    • 7. How do I manage talent? • Appraisal Process for all employees • Performance Against Objectives • Career Discussion- Short term and long term goals • Personal Development Plan and Training Plan • Half Yearly review to check on track • Succession Planning for Senior and Critical Roles • Annual Development Boards • All Senior Managers their direct reports and Critical Roles fill in ‘CV Template’ • Group meeting facilitated by HR to discuss and review the output • Assess people against 2 criteria- Performance and Potential • Aspiration, Ability, Engagement • 9 Box or Talent Matrix

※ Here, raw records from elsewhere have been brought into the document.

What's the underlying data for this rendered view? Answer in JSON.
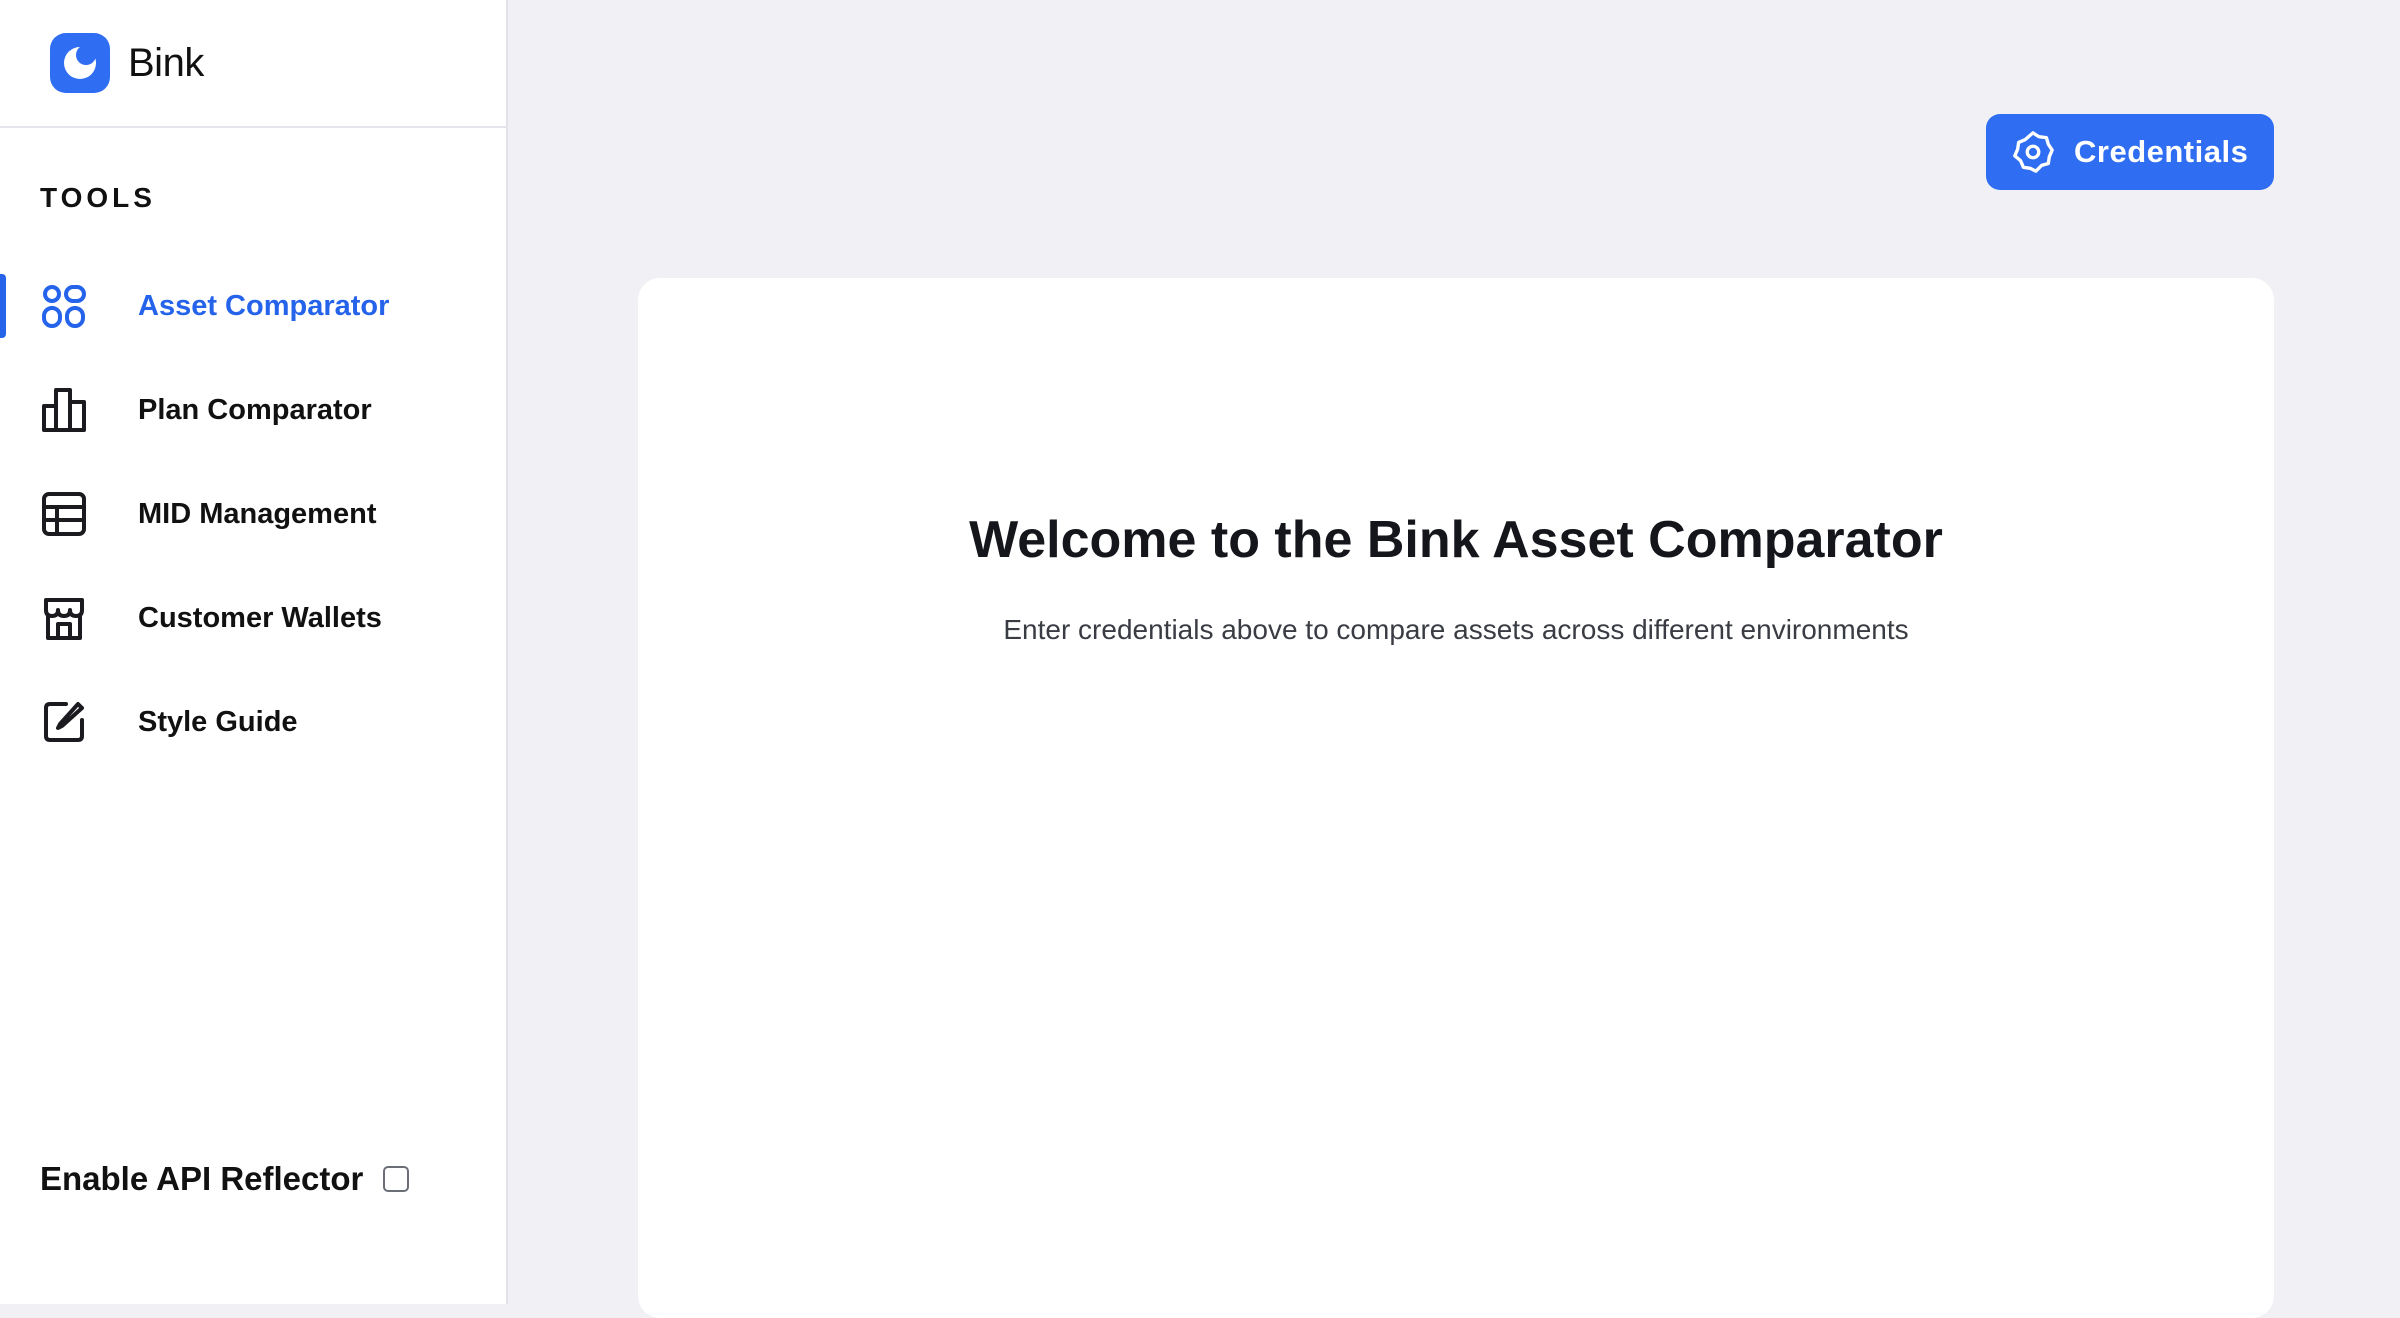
{
  "brand": {
    "name": "Bink"
  },
  "sidebar": {
    "section_title": "TOOLS",
    "items": [
      {
        "label": "Asset Comparator",
        "icon": "grid-icon",
        "active": true
      },
      {
        "label": "Plan Comparator",
        "icon": "bar-chart-icon",
        "active": false
      },
      {
        "label": "MID Management",
        "icon": "table-icon",
        "active": false
      },
      {
        "label": "Customer Wallets",
        "icon": "store-icon",
        "active": false
      },
      {
        "label": "Style Guide",
        "icon": "edit-icon",
        "active": false
      }
    ],
    "reflector": {
      "label": "Enable API Reflector",
      "checked": false
    }
  },
  "header": {
    "credentials_label": "Credentials"
  },
  "main": {
    "title": "Welcome to the Bink Asset Comparator",
    "subtitle": "Enter credentials above to compare assets across different environments"
  },
  "colors": {
    "accent": "#2563eb",
    "button": "#2f6df2",
    "background": "#f0f0f5",
    "surface": "#ffffff"
  }
}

    • 8. The Talent MatrixPerformance HIGHMEDIUMLOW C1 Low Potential/High Performance Continual high achiever with limited upward potential. Significant value to the organisation B1 Medium Potential/High Performance High performer with some potential. Likely to be able to move at least one organisational level A1 High Potential/High Performance Consistently high performer and high potential – likely to represent the future leaders of the company C2 Low Potential/Medium Performance Satisfactory performer but with limited potential at this stage. Ensure that are managed to minimise blockages in key developmental positions or do not decrease their performance B2 Medium Potential/Medium Performance Solid performer, some potential but unlikely to involve career progression at this stage. Create opportunities to develop in role A2 High Potential/Medium Performance High potential and performing to the standards required in the role C3 Low Potential/Low Performance A performance issue, performing below the standard required in the role. Individuals will need to change performance/behaviour. B3 Medium Potential/Low Performance Performing below the standards required in the role with limited future potential. Provide clear guidance of expectations in role to move performance up and ensure that their performance does not decrease A3 High Potential/Low Performance High potential but performing below expectations. May be a new joiner/new to role or in the wrong job for their skills Potential LOW MEDIUM HIGH
    • 9. Key Talent • Apprenticeships • Corporate Social Responsibility • Reward and Recognition • Opportunities to pass on skills • Manage them
    • 10. Why Now? “succession planning is growing in importance as recruitment budgets are squeezed” “60 % of all employees state that when the recession ends they are going to look for a new job” “67% of companies have problems recruiting people where specialist skills are necessary” “Average cost to recruit a new employee is £4000.. To recruit a senior Manager it is £10 000” “50% of organisations state that the recession has had a negative effect on their recruitment budget”
    • 11. Thank you